*** Opening of Data extracts ***

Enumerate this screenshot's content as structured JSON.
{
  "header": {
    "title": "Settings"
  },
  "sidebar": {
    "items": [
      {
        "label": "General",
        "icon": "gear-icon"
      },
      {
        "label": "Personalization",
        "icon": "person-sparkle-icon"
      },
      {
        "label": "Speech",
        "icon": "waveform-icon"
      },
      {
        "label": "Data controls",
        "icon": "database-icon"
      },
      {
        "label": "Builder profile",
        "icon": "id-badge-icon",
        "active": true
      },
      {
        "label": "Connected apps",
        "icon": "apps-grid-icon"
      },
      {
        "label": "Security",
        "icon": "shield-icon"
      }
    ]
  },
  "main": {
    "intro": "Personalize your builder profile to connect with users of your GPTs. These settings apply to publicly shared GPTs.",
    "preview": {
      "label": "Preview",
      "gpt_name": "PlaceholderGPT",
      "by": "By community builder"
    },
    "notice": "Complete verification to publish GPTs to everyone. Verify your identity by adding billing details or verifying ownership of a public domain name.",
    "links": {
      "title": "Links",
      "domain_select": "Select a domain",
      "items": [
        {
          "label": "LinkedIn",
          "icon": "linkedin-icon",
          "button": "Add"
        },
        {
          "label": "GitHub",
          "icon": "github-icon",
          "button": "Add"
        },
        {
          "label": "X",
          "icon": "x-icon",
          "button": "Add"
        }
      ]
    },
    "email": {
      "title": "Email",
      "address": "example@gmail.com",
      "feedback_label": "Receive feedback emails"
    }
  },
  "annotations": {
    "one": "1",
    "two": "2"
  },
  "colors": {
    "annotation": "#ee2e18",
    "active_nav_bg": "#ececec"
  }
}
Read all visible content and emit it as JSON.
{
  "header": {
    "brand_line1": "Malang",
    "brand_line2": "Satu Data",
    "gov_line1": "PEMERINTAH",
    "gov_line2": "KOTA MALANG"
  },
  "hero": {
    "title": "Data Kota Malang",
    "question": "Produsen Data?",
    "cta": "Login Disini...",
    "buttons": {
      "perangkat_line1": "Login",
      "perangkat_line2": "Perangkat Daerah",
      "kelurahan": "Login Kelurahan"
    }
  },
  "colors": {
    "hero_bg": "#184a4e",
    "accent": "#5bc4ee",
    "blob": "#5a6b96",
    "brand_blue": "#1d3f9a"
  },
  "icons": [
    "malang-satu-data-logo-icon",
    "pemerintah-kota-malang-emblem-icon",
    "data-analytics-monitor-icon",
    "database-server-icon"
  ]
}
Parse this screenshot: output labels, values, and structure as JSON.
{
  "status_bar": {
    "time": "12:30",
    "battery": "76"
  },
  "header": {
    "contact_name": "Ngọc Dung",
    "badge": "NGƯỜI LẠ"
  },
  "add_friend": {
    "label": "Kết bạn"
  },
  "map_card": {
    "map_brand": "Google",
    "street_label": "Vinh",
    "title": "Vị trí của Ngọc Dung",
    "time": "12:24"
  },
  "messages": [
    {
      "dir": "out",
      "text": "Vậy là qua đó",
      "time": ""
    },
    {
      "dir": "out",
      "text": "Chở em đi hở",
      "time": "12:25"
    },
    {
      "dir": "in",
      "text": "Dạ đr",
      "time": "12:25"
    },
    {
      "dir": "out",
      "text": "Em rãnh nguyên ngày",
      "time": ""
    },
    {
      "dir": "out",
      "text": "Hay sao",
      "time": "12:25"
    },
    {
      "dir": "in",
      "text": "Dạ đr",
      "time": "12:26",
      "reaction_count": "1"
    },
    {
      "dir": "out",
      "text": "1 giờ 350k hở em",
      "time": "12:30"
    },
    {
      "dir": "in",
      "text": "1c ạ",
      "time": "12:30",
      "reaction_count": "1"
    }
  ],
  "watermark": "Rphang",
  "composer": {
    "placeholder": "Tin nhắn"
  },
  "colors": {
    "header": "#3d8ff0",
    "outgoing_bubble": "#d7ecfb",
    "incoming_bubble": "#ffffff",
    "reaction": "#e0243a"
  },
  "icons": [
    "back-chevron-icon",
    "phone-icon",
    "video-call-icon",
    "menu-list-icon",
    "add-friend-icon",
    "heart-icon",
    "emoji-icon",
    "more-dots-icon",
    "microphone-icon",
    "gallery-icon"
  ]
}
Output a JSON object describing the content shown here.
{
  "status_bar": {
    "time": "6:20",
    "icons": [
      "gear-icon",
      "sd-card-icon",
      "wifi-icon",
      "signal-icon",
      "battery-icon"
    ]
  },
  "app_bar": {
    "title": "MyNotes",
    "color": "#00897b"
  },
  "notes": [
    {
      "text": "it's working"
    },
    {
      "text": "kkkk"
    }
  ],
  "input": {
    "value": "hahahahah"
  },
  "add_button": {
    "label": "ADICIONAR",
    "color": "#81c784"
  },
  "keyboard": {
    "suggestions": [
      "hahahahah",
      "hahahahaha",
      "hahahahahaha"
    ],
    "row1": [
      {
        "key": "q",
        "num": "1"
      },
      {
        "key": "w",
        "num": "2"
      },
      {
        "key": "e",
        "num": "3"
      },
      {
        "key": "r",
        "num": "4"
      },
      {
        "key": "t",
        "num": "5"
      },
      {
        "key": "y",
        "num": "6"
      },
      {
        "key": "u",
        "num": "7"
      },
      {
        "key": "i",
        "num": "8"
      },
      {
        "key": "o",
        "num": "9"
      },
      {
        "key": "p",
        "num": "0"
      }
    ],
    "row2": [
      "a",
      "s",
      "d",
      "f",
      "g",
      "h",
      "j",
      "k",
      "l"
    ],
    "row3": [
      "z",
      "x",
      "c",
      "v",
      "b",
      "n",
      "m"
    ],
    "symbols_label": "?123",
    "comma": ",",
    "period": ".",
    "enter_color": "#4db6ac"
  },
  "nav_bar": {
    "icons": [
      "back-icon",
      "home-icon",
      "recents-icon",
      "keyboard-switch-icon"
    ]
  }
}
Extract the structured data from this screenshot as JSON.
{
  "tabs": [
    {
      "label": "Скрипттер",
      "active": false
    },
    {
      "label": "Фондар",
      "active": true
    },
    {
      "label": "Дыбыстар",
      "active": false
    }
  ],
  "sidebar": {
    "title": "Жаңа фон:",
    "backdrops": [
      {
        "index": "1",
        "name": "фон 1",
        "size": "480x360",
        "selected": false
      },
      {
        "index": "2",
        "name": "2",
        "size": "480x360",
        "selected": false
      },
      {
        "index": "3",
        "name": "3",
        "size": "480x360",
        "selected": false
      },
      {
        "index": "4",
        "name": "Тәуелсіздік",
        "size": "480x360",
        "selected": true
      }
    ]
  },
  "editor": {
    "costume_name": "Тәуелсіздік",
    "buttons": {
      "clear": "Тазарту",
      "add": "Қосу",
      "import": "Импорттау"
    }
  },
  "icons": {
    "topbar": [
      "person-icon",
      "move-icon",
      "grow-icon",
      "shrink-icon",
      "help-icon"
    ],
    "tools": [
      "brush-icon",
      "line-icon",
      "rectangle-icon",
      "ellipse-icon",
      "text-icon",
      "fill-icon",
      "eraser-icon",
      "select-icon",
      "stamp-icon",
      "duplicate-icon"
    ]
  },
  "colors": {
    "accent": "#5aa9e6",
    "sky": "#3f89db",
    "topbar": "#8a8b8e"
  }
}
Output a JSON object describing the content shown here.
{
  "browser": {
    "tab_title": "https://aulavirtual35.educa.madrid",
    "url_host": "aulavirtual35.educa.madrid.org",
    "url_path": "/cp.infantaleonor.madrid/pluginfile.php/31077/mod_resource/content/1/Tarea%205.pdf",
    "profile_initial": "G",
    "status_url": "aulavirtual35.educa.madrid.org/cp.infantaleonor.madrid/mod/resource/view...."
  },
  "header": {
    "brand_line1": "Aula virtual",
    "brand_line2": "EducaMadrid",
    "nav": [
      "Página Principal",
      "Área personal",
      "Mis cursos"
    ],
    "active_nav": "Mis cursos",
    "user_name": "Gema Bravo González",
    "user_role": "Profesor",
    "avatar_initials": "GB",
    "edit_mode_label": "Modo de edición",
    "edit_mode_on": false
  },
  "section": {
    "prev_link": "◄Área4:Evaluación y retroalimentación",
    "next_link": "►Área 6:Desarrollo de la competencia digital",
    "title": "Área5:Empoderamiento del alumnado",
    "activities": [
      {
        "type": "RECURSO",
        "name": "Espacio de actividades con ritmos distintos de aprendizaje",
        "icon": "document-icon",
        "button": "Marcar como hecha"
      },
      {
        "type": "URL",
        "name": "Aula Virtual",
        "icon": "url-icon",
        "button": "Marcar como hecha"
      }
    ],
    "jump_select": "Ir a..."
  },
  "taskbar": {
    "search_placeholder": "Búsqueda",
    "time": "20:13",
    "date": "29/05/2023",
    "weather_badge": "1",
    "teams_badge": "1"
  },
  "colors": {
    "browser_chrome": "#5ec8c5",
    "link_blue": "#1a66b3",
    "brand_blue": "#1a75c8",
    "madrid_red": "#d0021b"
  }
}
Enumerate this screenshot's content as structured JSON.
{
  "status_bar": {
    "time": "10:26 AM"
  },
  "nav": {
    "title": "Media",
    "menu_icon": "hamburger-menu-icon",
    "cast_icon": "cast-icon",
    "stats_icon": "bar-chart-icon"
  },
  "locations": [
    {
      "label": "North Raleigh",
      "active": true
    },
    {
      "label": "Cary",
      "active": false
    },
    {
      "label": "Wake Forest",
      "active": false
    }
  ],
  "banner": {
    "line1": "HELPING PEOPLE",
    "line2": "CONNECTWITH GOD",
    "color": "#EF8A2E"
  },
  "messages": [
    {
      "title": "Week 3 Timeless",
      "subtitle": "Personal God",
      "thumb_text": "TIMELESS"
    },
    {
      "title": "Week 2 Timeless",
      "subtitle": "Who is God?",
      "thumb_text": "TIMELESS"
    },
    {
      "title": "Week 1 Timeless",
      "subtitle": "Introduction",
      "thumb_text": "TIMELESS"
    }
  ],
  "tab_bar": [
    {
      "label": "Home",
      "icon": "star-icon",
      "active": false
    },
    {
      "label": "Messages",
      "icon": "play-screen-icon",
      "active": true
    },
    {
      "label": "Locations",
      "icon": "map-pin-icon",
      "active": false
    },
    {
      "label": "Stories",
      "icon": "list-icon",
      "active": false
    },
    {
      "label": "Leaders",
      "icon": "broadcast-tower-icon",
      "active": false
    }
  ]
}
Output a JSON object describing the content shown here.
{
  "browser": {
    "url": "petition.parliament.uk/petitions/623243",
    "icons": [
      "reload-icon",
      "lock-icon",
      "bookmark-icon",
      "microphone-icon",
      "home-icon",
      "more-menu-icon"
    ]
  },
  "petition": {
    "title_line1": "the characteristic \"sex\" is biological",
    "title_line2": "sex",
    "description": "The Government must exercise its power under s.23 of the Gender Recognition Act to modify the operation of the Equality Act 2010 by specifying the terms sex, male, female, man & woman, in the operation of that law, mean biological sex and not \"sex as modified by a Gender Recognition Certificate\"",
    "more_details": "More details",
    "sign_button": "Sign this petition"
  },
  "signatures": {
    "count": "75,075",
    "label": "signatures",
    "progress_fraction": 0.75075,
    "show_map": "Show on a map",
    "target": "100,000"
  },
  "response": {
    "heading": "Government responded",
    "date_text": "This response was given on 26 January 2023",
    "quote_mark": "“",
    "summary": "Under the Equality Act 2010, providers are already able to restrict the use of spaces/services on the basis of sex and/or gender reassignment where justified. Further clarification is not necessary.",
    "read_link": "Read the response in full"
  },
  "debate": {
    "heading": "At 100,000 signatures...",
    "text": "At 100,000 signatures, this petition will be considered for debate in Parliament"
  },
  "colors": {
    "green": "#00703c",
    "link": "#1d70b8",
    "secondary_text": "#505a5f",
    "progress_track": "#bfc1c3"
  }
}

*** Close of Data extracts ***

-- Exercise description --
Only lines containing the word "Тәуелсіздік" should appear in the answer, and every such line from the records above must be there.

-- Solution for this exercise --
        "name": "Тәуелсіздік",
    "costume_name": "Тәуелсіздік",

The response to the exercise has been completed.